START DATA FOR REVIEW
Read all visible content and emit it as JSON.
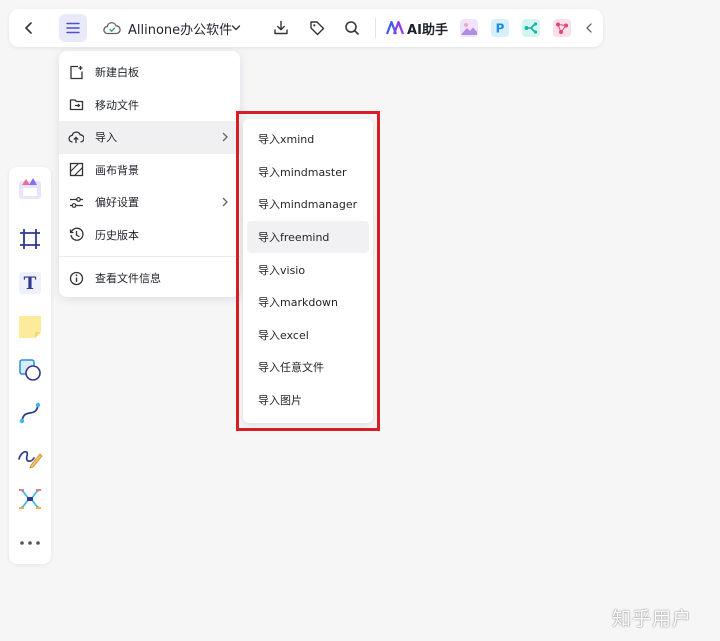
{
  "toolbar": {
    "file_title": "Allinone办公软件",
    "ai_label": "AI助手",
    "app_icons": [
      "image-ai-app",
      "p-app",
      "flow-app",
      "mindmap-app"
    ],
    "menu_active_bg": "#e9eaf9"
  },
  "main_menu": {
    "items": [
      {
        "label": "新建白板",
        "icon": "new-whiteboard-icon"
      },
      {
        "label": "移动文件",
        "icon": "move-folder-icon"
      },
      {
        "label": "导入",
        "icon": "cloud-upload-icon",
        "has_submenu": true,
        "active": true
      },
      {
        "label": "画布背景",
        "icon": "canvas-background-icon"
      },
      {
        "label": "偏好设置",
        "icon": "sliders-icon",
        "has_submenu": true
      },
      {
        "label": "历史版本",
        "icon": "history-icon"
      },
      {
        "label": "查看文件信息",
        "icon": "info-icon"
      }
    ]
  },
  "import_submenu": {
    "items": [
      "导入xmind",
      "导入mindmaster",
      "导入mindmanager",
      "导入freemind",
      "导入visio",
      "导入markdown",
      "导入excel",
      "导入任意文件",
      "导入图片"
    ],
    "hovered_index": 3,
    "highlight_color": "#d81e27"
  },
  "left_rail": {
    "tools": [
      "template-icon",
      "frame-icon",
      "text-icon",
      "sticky-note-icon",
      "shape-icon",
      "connector-icon",
      "pen-icon",
      "mindmap-icon",
      "more-icon"
    ]
  },
  "watermark": "知乎用户"
}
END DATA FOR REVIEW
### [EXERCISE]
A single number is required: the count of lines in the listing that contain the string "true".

### [COMPLETED EXERCISE]
3